:: Supplied records

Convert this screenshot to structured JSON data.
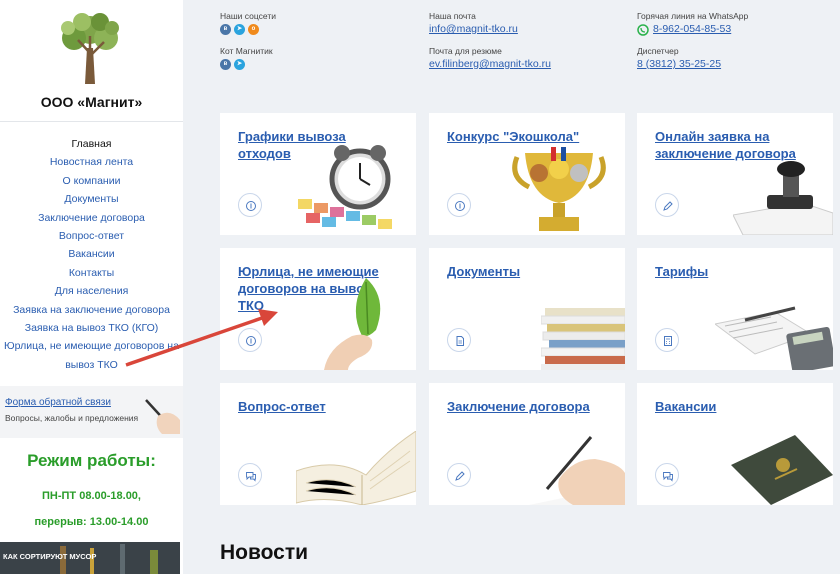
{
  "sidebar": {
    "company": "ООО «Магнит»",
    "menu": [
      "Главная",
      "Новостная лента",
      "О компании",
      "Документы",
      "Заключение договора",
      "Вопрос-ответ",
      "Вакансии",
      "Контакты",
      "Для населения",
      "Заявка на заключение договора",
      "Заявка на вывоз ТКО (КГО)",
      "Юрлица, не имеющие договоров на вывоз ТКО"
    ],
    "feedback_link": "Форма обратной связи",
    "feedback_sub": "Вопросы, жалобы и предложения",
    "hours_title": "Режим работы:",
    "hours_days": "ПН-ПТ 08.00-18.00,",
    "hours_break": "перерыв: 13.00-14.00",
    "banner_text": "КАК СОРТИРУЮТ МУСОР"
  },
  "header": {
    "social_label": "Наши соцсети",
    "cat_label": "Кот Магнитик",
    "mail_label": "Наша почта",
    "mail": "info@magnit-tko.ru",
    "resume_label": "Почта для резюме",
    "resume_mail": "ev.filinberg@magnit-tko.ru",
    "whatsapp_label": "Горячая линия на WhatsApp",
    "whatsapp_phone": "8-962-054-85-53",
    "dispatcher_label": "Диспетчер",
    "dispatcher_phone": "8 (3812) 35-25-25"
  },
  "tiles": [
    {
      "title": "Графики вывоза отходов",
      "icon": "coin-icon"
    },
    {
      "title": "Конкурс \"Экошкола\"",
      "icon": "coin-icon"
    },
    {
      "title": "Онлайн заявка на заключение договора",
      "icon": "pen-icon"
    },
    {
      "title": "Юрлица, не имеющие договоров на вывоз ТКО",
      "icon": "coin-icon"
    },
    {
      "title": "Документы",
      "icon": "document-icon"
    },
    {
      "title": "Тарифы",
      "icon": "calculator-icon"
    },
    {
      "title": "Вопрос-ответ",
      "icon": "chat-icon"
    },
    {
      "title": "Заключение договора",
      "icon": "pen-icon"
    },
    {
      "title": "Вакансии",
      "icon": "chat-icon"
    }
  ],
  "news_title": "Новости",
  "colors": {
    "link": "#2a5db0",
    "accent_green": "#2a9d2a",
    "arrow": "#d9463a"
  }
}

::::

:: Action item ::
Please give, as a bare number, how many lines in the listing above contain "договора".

:: Exercise output ::
4